__What the task asks__.
Check each line of the records below for the word "that" and copy those where it appears.

Start of Data in this exercise

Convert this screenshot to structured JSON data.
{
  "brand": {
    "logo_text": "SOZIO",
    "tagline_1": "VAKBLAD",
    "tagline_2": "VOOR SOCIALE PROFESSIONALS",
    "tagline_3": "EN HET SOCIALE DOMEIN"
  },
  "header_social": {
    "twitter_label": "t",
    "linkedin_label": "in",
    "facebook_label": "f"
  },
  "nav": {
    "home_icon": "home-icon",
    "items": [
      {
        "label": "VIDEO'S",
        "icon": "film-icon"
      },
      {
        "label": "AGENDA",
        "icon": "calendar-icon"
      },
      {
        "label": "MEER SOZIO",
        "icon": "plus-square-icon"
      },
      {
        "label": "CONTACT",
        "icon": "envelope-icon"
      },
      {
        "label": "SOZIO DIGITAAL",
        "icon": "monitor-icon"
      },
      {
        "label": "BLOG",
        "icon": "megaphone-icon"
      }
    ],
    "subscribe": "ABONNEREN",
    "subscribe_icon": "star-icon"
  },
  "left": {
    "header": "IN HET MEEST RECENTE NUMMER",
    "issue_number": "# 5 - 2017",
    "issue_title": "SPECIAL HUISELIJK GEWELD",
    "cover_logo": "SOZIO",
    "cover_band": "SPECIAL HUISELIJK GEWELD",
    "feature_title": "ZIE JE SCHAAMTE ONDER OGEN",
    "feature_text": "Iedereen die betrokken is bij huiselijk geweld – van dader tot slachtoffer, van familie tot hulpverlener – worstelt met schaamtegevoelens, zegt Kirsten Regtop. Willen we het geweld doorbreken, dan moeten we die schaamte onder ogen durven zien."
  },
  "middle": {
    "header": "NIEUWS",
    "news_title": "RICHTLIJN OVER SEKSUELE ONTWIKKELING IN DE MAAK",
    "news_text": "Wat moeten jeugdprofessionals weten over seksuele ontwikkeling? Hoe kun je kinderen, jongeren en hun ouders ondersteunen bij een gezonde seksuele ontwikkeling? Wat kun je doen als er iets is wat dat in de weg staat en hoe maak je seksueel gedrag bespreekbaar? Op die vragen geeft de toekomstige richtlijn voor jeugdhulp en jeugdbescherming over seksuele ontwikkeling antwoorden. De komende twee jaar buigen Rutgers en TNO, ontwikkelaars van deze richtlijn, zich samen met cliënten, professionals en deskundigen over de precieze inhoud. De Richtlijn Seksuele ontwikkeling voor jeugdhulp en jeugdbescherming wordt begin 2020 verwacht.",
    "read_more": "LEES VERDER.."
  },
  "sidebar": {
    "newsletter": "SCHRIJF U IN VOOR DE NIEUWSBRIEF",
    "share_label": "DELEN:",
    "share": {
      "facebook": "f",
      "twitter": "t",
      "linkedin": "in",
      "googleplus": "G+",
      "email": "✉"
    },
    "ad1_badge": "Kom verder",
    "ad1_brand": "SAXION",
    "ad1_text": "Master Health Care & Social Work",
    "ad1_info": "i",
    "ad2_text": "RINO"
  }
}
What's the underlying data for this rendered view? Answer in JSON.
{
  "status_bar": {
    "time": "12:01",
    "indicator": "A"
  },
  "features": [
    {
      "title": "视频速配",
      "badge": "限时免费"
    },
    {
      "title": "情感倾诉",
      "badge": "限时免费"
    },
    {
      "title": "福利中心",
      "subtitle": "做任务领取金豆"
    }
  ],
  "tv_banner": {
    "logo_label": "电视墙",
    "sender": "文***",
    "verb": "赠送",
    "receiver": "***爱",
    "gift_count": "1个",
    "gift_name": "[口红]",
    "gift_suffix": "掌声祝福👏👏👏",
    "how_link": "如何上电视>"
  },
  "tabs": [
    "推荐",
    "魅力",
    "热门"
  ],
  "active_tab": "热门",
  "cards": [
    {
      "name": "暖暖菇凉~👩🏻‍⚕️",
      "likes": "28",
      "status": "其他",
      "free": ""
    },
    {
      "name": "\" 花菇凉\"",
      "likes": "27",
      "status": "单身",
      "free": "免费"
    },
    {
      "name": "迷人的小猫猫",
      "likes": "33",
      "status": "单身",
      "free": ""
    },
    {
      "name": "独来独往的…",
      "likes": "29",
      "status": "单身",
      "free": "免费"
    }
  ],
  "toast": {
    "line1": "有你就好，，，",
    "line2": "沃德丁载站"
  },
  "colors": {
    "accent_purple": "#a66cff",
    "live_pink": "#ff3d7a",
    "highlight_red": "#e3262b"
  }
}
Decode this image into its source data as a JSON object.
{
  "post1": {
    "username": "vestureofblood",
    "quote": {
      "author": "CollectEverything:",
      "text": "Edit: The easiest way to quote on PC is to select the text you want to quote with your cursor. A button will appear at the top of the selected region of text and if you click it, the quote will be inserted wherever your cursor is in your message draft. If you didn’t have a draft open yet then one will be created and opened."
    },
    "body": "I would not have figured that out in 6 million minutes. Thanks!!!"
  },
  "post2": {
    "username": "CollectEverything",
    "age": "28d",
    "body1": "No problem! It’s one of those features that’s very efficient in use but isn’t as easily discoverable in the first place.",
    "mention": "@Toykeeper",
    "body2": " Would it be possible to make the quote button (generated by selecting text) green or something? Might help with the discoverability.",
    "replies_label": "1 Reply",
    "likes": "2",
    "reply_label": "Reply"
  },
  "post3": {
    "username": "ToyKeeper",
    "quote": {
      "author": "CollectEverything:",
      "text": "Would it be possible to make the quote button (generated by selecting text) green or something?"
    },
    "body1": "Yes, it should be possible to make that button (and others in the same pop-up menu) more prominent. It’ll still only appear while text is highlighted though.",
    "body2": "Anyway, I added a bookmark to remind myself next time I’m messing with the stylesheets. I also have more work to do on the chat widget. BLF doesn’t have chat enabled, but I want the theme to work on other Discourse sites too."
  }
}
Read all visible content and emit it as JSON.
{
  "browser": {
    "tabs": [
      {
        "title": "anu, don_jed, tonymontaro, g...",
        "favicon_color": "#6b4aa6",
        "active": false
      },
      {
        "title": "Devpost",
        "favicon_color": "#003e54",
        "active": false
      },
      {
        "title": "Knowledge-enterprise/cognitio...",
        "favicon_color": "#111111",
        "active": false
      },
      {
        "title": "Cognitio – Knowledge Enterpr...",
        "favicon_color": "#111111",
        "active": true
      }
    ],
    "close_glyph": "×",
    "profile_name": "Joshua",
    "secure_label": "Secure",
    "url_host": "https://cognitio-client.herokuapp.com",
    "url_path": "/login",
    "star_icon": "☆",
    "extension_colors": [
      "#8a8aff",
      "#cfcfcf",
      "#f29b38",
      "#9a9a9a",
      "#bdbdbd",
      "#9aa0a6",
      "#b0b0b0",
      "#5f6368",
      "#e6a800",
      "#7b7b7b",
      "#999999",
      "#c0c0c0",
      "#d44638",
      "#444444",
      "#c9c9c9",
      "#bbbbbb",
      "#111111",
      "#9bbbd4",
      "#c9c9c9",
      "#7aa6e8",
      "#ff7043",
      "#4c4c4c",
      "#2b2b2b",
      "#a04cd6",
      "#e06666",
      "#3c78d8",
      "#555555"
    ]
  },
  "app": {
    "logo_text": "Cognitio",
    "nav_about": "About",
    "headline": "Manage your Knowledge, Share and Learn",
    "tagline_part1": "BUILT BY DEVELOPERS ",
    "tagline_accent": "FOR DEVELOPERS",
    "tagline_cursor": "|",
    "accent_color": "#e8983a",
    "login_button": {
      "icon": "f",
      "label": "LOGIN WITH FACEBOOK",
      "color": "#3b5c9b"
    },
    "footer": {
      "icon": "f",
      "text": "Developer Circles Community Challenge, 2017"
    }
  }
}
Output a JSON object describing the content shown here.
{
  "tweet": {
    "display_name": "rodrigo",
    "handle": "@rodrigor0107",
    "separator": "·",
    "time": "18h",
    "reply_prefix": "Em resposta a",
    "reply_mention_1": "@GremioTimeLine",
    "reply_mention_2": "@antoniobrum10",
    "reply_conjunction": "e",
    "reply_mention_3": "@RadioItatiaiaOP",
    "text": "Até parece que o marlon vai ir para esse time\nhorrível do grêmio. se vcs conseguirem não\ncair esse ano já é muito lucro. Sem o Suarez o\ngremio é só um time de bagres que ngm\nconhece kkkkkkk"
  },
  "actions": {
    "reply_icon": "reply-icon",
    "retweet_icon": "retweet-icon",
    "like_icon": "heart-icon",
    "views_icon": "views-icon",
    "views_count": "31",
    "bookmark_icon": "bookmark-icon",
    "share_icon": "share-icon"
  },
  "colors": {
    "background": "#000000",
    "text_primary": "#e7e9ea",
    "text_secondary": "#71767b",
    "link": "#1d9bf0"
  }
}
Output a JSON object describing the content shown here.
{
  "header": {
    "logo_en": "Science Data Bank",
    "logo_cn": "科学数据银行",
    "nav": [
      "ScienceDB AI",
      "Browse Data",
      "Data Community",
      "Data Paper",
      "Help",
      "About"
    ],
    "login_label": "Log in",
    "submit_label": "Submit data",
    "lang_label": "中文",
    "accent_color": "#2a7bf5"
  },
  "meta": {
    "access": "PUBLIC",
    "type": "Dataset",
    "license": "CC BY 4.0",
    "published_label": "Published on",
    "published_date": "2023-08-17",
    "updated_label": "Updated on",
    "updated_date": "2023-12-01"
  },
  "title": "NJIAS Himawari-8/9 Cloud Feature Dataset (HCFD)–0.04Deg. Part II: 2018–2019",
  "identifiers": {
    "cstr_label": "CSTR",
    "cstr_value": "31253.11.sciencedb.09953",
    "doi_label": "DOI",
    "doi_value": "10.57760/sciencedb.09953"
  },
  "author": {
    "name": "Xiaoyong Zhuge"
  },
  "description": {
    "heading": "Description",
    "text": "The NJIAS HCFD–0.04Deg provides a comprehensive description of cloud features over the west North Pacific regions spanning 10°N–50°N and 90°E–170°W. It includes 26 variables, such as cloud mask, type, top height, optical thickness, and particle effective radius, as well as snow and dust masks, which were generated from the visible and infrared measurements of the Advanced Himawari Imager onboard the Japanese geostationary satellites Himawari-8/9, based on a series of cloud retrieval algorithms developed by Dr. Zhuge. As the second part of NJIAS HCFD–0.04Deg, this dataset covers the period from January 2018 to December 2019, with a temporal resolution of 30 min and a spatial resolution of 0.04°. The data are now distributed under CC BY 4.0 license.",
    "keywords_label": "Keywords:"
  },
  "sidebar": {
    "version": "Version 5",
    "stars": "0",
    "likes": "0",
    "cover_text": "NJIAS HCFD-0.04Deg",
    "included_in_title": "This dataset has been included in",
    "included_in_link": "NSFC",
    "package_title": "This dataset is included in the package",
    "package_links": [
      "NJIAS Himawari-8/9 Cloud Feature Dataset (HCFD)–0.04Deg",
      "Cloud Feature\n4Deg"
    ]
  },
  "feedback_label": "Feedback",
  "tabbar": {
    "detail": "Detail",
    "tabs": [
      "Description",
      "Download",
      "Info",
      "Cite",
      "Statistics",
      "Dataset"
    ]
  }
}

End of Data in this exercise

__Response__.
    "body": "I would not have figured that out in 6 million minutes. Thanks!!!"
    "body1": "No problem! It’s one of those features that’s very efficient in use but isn’t as easily discoverable in the first place.",
    "body1": "Yes, it should be possible to make that button (and others in the same pop-up menu) more prominent. It’ll still only appear while text is highlighted though.",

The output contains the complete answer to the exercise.